Observe the baby bird to see if he exhibits any signs of illness. If the bird is keeping his mouth open or seems to be panting, he is too hot. If he is shivering, he is cold. If he seems restless or extremely confused, this may be signs of disease or illness.
Keep the baby bird's home in a dim place not directly under lights. Also, lay a towel over the top of the box with a corner open to provide air and some light. Clean the cage bedding every couple days to get rid of droppings.
Keep an eye on the growth, which should happen each day noticeably. You will be able to tell the bird is growing from foot and feather development, and color changes. Notice the baby bird's energy level as well. He should want to eat and stretch towards you when you bring your hands down.
Do not provide the baby bird with ANY water whatsoever, as this will make the bird sick.
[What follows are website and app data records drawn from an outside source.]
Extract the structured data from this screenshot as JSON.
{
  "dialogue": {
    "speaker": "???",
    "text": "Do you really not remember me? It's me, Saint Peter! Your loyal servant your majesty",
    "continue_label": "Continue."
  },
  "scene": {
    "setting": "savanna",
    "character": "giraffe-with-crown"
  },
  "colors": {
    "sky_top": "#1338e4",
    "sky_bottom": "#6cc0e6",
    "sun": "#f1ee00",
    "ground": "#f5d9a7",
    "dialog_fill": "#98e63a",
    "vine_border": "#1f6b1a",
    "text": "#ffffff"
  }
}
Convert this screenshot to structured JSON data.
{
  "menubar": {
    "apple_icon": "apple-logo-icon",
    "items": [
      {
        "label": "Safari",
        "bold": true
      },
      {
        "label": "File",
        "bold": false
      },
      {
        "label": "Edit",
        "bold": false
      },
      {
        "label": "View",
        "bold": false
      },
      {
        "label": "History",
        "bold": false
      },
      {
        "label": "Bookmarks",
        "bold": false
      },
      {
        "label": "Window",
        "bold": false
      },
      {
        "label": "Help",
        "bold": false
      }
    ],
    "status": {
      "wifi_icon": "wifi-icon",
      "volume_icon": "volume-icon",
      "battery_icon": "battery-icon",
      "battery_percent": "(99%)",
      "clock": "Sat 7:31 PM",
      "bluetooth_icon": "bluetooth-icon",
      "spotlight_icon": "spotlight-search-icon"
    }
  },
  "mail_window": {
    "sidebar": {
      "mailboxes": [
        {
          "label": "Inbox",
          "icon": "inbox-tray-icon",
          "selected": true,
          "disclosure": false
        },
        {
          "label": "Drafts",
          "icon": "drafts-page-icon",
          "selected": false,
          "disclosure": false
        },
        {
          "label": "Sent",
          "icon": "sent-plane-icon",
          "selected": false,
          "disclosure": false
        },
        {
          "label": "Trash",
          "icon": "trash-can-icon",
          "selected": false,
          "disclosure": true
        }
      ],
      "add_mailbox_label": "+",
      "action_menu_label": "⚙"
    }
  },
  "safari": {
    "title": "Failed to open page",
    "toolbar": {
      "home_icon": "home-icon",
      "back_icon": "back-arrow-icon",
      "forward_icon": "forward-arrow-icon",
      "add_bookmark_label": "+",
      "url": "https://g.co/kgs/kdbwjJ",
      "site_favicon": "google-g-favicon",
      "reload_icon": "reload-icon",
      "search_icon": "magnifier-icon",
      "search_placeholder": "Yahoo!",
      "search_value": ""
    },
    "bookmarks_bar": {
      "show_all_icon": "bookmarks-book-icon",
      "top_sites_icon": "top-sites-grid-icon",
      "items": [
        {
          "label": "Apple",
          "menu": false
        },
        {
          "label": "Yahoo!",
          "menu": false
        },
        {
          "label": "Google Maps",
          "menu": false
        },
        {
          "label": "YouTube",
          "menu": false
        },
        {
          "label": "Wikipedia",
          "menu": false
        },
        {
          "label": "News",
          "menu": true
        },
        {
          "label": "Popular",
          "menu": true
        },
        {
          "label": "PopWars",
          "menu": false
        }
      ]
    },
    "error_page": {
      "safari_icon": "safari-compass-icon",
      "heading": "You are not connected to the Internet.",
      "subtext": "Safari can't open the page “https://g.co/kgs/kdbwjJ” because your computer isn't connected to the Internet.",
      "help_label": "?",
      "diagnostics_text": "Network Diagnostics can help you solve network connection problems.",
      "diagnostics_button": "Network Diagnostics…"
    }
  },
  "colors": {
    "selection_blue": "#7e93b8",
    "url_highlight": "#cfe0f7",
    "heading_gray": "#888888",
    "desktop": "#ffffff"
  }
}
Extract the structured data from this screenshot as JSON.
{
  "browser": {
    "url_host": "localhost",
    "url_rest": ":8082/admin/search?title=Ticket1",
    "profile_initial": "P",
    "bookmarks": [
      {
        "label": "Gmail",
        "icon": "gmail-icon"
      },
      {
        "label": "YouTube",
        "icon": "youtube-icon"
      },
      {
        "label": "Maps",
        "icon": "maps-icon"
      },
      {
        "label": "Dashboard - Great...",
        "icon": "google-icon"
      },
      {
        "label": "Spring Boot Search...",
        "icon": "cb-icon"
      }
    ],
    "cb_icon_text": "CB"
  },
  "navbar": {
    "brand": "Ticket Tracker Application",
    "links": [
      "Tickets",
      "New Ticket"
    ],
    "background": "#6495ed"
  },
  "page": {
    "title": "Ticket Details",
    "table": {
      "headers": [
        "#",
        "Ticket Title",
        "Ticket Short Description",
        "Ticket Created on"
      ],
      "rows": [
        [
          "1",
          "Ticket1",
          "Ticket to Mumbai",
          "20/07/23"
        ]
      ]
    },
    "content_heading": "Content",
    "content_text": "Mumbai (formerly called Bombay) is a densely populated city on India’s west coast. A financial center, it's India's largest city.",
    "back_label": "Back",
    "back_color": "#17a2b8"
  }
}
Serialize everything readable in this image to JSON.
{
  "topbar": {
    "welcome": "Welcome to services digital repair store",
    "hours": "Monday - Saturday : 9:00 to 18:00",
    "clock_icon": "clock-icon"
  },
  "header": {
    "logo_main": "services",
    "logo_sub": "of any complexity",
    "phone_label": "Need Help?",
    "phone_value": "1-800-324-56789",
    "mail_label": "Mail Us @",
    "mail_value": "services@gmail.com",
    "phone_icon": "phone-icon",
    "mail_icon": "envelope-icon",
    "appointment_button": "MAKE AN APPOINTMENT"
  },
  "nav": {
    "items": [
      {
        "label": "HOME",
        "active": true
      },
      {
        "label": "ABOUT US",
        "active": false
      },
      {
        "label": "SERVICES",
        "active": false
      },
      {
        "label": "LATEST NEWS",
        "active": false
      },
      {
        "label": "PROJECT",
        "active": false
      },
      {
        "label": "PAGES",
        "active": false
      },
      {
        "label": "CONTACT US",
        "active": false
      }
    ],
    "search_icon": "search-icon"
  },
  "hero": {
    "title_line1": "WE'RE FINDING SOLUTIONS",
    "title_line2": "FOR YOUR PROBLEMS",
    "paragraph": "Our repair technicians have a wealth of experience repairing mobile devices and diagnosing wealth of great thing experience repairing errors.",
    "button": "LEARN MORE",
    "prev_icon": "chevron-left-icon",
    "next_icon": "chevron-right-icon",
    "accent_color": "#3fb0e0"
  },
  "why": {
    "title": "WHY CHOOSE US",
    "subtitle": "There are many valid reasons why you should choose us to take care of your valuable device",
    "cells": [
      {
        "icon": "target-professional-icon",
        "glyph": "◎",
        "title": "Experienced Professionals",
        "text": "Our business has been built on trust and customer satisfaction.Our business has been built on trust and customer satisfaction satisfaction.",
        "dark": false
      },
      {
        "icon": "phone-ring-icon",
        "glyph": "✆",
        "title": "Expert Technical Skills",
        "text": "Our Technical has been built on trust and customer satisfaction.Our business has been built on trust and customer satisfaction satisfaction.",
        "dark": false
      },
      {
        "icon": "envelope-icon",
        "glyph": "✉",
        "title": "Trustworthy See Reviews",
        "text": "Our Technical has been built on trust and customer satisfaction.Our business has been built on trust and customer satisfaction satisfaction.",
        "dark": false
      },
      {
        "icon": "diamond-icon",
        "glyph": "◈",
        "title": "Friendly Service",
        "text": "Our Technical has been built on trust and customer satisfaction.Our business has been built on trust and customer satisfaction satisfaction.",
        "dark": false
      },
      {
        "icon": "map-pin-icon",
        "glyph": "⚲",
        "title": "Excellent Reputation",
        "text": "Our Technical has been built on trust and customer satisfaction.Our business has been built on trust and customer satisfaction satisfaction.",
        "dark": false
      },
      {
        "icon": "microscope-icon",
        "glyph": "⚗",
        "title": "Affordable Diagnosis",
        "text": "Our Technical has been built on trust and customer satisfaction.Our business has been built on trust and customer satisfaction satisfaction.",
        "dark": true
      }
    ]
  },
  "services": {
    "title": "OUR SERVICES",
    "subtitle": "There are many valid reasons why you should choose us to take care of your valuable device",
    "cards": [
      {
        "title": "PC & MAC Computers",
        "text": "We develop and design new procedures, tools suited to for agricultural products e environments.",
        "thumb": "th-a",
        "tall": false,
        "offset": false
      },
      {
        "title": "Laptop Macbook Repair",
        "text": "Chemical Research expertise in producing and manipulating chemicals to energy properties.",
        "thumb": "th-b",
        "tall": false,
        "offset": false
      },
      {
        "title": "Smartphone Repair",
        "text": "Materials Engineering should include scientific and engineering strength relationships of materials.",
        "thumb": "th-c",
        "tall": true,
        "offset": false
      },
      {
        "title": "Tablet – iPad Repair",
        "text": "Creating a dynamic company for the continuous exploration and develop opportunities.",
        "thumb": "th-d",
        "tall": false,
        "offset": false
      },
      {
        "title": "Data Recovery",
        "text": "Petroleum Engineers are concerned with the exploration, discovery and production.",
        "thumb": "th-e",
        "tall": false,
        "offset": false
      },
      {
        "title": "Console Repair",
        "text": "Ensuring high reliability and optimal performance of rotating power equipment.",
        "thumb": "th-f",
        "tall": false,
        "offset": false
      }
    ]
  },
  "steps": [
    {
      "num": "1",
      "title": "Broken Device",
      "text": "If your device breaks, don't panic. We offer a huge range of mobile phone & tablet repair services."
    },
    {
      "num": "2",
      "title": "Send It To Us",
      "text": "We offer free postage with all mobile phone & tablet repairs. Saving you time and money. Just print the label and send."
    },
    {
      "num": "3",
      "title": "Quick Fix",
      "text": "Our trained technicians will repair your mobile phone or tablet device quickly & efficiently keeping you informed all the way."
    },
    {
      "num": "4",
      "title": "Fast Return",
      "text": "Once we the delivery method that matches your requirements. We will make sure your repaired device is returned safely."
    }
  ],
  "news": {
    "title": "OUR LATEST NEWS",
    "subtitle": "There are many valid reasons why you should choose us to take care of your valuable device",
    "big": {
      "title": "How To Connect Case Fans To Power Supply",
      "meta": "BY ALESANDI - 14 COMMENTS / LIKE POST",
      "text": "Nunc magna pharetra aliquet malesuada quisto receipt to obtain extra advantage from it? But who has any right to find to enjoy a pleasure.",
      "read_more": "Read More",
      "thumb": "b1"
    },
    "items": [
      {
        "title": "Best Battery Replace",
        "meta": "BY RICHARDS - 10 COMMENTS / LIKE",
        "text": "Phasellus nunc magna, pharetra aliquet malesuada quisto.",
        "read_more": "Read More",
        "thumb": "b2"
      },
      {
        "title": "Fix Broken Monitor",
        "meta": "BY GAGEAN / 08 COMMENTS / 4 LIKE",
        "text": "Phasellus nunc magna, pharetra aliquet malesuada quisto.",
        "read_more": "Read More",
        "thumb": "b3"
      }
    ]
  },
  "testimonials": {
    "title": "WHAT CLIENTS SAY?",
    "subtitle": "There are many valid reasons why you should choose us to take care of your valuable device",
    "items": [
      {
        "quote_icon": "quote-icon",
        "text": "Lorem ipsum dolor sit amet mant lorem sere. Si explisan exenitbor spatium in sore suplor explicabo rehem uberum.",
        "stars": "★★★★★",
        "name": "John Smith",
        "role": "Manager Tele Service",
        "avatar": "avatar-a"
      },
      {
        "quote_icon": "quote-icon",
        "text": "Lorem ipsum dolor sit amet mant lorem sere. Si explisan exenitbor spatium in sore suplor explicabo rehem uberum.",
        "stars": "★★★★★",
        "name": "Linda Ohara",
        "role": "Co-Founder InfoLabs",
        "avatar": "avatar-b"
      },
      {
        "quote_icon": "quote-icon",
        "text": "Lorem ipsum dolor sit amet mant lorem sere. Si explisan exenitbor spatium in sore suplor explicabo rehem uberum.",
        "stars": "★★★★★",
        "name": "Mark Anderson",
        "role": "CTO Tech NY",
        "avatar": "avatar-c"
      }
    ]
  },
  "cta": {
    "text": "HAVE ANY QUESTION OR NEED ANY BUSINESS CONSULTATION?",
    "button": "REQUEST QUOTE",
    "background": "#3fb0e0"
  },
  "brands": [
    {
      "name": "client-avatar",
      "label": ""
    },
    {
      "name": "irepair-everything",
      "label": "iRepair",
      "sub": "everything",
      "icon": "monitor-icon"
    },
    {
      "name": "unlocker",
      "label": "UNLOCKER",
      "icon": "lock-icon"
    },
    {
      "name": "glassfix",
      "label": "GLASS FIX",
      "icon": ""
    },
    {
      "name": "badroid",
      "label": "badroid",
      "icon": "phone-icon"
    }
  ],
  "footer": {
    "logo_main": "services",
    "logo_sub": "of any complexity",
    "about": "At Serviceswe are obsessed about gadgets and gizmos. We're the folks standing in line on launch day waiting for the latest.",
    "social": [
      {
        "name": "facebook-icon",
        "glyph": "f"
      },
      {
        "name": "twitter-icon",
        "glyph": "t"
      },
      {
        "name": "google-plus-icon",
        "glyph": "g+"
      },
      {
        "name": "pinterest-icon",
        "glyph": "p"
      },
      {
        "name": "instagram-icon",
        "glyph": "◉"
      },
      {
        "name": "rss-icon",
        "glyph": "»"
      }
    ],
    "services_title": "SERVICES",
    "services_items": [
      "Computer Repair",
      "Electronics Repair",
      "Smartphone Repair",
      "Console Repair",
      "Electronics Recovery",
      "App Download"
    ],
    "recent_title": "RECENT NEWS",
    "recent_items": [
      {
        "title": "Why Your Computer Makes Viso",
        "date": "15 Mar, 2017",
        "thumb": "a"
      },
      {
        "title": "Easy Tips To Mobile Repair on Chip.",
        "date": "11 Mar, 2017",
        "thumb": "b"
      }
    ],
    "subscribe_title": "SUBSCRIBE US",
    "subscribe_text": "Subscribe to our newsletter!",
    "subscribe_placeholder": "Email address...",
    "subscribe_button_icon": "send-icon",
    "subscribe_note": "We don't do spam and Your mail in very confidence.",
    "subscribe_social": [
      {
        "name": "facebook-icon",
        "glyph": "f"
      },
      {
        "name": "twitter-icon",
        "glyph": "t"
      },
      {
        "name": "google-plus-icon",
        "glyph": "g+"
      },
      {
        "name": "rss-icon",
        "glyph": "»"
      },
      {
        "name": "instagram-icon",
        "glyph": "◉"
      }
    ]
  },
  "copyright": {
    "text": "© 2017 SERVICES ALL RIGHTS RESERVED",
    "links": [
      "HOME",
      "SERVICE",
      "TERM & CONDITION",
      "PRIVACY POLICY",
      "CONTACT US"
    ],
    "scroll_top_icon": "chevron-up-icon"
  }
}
The bird receives enough hydration from the food it eats. Use a plastic syringe to feed the bird, and make sure all food given to the bird is warmed slightly.
Feed the baby bird only chopped up wingless fruit flies, meal worms, wax worms, and crickets. You must feed the baby bird every 15 to 20 minutes when you are awake. This schedule will only last about 2 weeks, and after that, you can decrease the consistency with which you feed the baby bird. After a while, you will be able to tell when the baby bird is hungry, since he will open his mouth and put his head back. Do not feed the bird any dairy or meat products that you eat, grains, fruits, earthworms and bugs such as ants or caterpillars.
Keep the bird box in a dark area during the night for the first week or two, to help the baby bird learn to sleep for eight hours a night. This will help it gain strength and get on a sleeping pattern.
Notice the rate that the baby bird's feathers are growing in. They should slowly start to grow in within a couple of weeks, and may have all of its feathers within a month.
Help the bird learn to fly. At about a month, the bird will officially be a fledgling. Take it out of the box often and hold it in your hand, slowly moving it up and down to help the bird get used to gravity and learn how to stretch out its wings.